> 400°F to 800°F
Damage to ancillary equipment (e.g., wiring, circuit boards, motors). Replace nonmetallic gaskets and valve packing, springs in supports and valves, bearings. Check heat exchanger tube rolls and instrument tubing joints for tightness.
> 800°F to 1350°F
Replace ancillary equipment, small piping, tubing, copper materials, gaskets, packing, B7 bolting. Clean, inspect, and pressure test all major equipment (i.e., pressure vessels, heat exchangers, rotating equipment). Remove oxide scale to determine underlying damage. May require metallurgical sampling to determine effects of high-temperature. Repair or replace distorted structural steel and piping.
> 1350°F
Almost everything will be scrapped if it was not protected by insulation, water spray, or fireproofing. Thorough inspection and testing required. Check areas of severe oxidation. Check piping and equipment in low temperature service for loss of fracture toughness.

Table 1 Heat Exposure Zones

Remember that the Heat Exposure Zone temperatures refer to the external temperature in the fire regions, not necessarily the equipment or piping metal temperature. The metal temperatures that the equipment and pipe actually reached determine the extent of metallurgical damage and the need for replacement. Equipment that was protected from the fire temperature by external insulation, or cooled by internal liquid, can often be retained for use with nothing more than a confirming inspection and hydrotest.

Clues to Assigning Heat Exposure Zones

Heat Exposure Zones are established by identifying clues to estimate the exposure temperatures for locations within the unit. These clues are based on the expected visual condition of various materials after fire exposure and include:

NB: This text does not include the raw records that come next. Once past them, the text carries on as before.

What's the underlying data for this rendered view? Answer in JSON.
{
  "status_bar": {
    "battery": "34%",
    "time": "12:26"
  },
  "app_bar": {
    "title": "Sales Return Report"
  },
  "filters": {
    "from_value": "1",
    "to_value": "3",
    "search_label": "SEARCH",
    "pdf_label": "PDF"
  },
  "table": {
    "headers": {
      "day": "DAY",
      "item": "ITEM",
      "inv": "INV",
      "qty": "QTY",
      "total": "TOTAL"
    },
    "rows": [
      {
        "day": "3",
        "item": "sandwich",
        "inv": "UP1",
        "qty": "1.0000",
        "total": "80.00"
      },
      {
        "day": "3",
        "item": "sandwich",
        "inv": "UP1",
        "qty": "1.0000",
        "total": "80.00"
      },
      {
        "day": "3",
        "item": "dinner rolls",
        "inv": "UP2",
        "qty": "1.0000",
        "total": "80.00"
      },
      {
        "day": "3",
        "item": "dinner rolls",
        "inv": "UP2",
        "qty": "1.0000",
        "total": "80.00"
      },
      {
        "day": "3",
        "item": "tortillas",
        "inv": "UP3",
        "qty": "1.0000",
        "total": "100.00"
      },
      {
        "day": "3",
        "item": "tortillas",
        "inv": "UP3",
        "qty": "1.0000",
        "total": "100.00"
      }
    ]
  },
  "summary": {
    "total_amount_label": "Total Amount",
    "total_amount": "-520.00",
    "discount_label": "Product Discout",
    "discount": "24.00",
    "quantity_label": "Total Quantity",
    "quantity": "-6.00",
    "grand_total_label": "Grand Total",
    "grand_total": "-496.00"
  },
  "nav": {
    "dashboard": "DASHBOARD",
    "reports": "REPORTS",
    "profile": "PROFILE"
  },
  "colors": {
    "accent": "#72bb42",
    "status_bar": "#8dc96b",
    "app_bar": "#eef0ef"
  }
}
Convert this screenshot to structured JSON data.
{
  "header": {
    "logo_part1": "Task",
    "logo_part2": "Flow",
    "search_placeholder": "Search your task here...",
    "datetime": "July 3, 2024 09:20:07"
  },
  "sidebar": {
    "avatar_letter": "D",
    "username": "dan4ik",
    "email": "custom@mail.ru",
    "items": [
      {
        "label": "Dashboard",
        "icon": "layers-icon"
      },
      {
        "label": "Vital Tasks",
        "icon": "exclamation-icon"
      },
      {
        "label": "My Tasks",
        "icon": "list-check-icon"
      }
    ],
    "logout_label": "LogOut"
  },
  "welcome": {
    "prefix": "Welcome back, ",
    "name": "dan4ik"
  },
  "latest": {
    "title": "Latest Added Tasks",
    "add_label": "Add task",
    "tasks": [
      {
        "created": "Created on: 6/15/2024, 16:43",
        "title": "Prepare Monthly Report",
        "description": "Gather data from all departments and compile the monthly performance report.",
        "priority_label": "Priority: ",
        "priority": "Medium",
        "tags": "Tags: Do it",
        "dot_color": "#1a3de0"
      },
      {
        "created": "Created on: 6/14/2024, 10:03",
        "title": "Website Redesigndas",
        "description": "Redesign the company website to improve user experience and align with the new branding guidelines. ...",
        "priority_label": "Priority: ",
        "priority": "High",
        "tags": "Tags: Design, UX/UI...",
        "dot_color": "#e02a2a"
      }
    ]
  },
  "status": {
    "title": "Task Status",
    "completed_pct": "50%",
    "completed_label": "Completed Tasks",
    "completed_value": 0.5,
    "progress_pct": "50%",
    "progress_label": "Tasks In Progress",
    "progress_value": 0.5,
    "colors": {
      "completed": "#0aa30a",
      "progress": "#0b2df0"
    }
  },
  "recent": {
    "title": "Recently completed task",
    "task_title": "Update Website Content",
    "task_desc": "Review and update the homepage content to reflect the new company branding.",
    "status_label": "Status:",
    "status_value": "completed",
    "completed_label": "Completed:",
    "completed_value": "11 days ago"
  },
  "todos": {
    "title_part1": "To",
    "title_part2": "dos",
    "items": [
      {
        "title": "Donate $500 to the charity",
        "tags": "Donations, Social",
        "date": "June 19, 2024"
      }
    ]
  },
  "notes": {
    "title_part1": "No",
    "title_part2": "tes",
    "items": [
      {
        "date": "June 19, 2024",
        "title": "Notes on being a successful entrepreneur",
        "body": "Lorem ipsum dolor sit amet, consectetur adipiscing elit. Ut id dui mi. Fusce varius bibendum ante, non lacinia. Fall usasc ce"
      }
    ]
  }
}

API RP 579 contains temperature exposure information for most common materials found in a process plant. The temperature clues are then used to define the Heat Exposure Zones. This mapping is conveniently done on unit plot layout drawings in both plan and elevation views. The Heat Exposure Zones plus visual observations are then used to determine what follow-up inspections might be necessary (e.g., wall thickness measurements, hardness checks, or in situ metallography), and if more detailed engineering evaluations are required.


Once the shock of a major process plant fire has subsided, the pieces must be put back together. The structured fire damage assessment approach contained in API RP 579, plus additional practical application methods, can help minimize reconstruction costs and allow safe resumption of unit operation as fast as possible. The next article in this series will provide some tips for doing this assessment.

Read Structured Approach to Fire Damage Assessment Reduces Costs - Part 2 of 2